From the entries that follow, extract each line holding the string "سینک".

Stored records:
= = = =

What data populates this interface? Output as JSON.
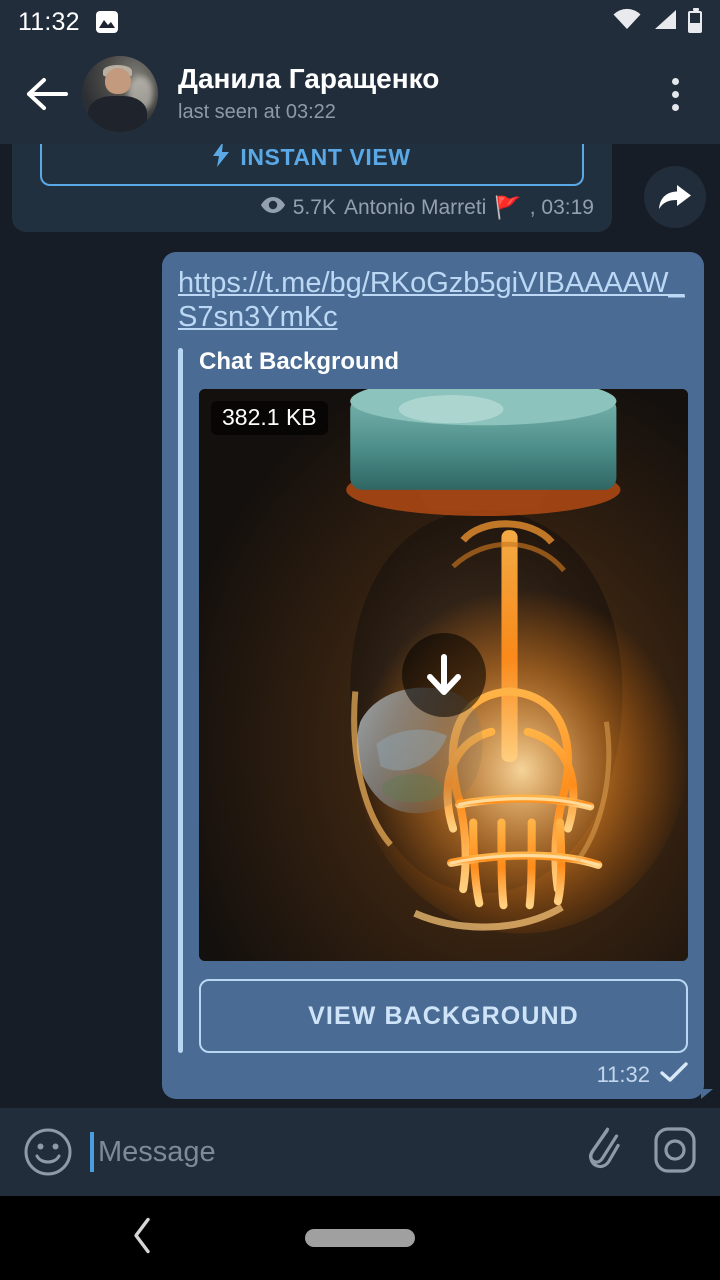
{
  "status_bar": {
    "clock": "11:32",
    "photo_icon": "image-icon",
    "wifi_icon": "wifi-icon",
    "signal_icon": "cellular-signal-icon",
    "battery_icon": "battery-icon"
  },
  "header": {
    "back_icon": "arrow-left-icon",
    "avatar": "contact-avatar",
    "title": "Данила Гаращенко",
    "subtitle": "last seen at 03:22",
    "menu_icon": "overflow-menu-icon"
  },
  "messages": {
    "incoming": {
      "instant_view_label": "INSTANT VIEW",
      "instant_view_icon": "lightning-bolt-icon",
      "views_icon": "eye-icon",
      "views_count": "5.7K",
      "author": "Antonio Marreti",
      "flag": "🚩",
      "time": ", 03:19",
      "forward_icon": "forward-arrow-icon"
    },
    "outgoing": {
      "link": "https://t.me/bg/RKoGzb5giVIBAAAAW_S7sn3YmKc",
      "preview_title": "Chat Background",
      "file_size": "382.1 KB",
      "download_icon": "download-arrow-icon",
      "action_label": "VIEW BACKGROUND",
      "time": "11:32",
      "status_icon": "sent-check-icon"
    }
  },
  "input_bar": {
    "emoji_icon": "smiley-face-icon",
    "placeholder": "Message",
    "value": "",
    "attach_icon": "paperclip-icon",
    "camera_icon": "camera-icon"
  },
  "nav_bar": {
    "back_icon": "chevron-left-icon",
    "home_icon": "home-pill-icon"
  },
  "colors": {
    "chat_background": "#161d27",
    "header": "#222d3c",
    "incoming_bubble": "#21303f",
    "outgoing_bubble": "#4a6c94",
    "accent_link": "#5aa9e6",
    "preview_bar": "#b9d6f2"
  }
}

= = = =

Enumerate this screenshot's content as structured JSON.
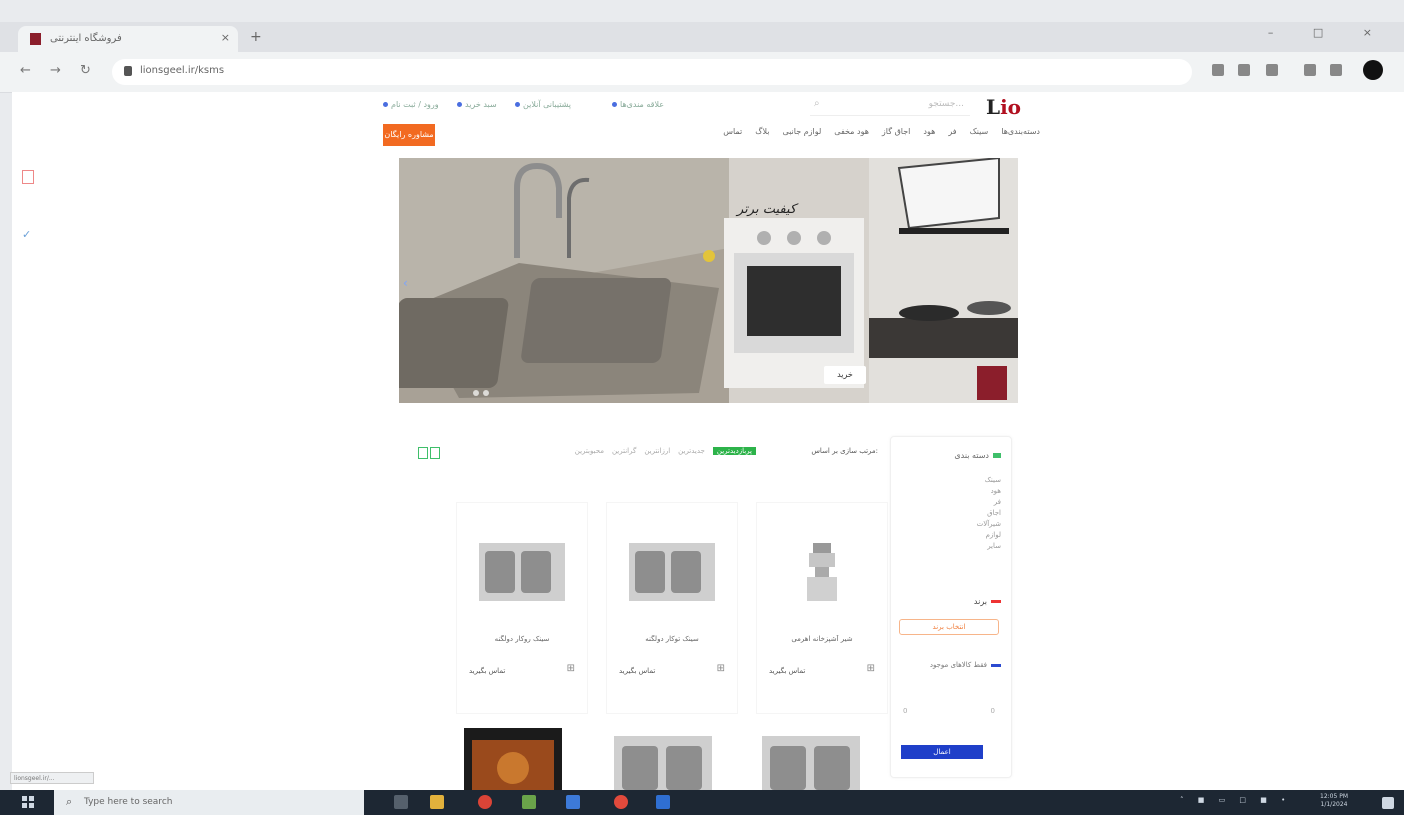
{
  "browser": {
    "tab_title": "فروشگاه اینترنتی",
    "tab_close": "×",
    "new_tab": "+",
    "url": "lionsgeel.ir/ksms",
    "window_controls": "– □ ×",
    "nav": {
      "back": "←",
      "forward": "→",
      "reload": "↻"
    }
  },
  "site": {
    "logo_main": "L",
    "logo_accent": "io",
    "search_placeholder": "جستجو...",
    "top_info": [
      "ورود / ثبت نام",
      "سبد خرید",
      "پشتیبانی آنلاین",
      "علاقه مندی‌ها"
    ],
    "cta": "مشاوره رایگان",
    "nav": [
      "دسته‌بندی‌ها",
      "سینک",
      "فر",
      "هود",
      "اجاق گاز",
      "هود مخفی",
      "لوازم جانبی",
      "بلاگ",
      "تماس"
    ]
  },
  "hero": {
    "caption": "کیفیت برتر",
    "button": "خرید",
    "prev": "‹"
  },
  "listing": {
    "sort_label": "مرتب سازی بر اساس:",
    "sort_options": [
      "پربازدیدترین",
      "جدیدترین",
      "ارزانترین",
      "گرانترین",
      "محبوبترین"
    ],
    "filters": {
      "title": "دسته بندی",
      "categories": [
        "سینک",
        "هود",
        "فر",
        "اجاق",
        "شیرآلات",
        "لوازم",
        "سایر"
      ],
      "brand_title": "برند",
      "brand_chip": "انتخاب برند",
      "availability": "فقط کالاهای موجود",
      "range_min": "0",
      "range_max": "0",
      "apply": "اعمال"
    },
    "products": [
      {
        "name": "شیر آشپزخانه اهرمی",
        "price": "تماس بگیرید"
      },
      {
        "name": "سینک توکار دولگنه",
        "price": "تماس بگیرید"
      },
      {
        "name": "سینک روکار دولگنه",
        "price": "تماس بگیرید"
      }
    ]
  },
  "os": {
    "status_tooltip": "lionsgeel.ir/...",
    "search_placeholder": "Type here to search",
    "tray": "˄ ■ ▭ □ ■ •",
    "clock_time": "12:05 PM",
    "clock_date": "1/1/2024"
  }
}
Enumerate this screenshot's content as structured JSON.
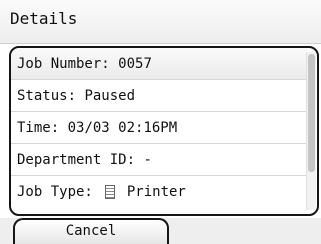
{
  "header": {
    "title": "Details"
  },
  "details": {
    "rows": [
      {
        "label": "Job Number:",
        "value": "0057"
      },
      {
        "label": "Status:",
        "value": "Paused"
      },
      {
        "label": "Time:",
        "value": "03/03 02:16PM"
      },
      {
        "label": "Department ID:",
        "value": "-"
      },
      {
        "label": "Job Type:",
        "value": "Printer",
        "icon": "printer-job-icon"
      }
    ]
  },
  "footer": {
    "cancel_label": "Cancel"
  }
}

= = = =

[YOUR SOLUTION]
      "سینک",
        "سینک",
        "name": "سینک توکار دولگنه",
        "name": "سینک روکار دولگنه",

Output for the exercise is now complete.